-- Opening Marker --

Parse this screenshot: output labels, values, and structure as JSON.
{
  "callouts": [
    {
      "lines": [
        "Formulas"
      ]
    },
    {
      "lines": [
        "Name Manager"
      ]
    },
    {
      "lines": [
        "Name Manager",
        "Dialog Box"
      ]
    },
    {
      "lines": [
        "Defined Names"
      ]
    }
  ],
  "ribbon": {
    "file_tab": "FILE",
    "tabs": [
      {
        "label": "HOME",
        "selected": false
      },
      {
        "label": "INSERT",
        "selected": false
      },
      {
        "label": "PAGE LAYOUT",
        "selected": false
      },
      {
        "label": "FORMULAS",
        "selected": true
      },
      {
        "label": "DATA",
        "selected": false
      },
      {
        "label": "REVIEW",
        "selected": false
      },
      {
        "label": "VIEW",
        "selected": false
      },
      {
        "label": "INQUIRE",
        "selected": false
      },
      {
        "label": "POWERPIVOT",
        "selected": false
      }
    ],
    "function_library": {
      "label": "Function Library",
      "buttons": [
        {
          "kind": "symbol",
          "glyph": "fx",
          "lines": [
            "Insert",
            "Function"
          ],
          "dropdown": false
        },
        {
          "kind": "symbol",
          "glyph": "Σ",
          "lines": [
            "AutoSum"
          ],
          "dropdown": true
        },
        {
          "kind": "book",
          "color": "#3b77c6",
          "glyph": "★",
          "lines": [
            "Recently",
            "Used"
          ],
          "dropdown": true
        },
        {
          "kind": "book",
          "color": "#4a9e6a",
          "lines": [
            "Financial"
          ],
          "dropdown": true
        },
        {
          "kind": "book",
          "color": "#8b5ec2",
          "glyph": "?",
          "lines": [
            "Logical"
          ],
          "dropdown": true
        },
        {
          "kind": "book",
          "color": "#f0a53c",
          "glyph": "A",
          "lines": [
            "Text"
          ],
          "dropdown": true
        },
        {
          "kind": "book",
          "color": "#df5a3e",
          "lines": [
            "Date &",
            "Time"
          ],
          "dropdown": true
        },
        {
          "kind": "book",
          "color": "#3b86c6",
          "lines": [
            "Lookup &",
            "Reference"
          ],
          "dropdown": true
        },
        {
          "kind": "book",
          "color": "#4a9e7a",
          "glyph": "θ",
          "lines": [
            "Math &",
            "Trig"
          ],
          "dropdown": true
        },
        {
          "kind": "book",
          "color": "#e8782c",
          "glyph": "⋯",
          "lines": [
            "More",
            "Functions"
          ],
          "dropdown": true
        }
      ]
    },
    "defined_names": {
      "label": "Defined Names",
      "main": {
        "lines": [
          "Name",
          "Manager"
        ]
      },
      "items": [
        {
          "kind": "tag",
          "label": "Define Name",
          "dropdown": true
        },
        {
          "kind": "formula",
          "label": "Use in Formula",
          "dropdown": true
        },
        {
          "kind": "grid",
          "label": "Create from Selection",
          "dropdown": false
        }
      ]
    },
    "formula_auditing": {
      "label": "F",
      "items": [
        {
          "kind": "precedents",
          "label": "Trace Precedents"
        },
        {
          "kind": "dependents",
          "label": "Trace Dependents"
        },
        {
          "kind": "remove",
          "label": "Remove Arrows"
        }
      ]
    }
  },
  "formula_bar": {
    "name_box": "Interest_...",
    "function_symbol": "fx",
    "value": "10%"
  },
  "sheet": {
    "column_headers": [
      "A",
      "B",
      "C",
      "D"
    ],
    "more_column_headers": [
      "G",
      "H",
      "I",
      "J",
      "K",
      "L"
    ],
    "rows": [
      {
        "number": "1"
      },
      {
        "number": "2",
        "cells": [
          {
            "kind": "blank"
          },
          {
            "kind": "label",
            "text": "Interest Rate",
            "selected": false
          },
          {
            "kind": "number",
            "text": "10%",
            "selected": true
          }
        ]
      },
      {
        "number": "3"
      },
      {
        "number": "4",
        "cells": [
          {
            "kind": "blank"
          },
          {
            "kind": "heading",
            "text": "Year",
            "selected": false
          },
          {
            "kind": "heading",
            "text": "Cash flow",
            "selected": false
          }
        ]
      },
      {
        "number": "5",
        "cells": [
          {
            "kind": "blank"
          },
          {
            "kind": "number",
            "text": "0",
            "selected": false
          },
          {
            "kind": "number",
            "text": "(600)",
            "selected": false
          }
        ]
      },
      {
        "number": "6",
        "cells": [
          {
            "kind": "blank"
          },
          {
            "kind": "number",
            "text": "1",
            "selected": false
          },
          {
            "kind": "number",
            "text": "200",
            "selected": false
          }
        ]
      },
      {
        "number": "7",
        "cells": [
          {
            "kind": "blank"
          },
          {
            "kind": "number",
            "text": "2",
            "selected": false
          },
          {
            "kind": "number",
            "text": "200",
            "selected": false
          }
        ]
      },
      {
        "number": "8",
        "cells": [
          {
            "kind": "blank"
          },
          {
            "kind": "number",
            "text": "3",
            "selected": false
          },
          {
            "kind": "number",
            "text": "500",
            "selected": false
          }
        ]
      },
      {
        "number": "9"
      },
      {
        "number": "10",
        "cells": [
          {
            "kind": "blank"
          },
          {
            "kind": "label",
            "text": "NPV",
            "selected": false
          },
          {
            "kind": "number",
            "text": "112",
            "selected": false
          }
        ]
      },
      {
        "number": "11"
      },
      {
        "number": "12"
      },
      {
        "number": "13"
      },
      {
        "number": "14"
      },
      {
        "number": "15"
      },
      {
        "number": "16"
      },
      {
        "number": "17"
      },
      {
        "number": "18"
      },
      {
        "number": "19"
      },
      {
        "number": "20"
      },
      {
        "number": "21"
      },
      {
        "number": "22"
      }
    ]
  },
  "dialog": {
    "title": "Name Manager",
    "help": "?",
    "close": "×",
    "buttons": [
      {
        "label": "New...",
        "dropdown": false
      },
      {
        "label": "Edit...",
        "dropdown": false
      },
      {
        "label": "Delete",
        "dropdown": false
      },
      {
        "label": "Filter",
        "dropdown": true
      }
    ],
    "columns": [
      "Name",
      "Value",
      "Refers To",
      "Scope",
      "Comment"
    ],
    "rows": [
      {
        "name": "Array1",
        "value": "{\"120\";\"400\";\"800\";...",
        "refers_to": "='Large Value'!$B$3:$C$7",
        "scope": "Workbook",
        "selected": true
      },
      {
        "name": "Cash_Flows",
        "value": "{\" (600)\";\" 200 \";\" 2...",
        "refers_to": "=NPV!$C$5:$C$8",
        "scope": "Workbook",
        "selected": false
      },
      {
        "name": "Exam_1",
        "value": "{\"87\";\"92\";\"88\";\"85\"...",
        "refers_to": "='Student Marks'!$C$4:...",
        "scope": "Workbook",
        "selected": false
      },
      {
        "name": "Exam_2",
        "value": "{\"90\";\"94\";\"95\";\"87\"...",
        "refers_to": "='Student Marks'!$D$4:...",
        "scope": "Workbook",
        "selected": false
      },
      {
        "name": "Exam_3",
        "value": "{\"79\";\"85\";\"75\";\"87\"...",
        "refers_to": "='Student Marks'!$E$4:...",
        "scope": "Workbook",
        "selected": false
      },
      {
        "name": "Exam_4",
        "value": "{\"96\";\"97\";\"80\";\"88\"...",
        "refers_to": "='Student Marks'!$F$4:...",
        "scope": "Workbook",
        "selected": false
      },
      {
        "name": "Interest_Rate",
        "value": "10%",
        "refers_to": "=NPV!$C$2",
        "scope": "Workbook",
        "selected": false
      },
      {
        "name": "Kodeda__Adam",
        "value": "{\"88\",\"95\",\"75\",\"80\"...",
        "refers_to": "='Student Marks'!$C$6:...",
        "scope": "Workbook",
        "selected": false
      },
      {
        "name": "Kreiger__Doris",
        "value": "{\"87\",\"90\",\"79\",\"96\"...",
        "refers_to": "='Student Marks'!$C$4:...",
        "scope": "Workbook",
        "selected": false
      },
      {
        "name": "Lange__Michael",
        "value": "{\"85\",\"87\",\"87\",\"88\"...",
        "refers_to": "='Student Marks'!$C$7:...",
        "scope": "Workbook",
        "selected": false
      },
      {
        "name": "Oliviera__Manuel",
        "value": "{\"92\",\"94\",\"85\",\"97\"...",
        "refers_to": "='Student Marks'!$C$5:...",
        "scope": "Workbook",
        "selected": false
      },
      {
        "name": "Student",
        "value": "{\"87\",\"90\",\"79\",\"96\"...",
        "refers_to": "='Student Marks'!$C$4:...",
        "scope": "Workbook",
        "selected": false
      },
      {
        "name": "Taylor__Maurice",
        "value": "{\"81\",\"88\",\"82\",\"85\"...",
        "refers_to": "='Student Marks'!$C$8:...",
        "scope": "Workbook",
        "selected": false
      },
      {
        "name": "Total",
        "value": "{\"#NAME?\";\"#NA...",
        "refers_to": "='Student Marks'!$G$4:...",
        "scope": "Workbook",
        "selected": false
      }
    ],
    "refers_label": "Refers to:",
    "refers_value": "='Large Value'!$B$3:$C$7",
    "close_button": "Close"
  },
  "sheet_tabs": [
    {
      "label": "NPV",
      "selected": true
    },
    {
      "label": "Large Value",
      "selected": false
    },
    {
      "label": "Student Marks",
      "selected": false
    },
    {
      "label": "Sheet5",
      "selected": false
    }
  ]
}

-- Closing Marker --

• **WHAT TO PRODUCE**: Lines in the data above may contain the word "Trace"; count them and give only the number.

• **EXERCISE RESULT**: 2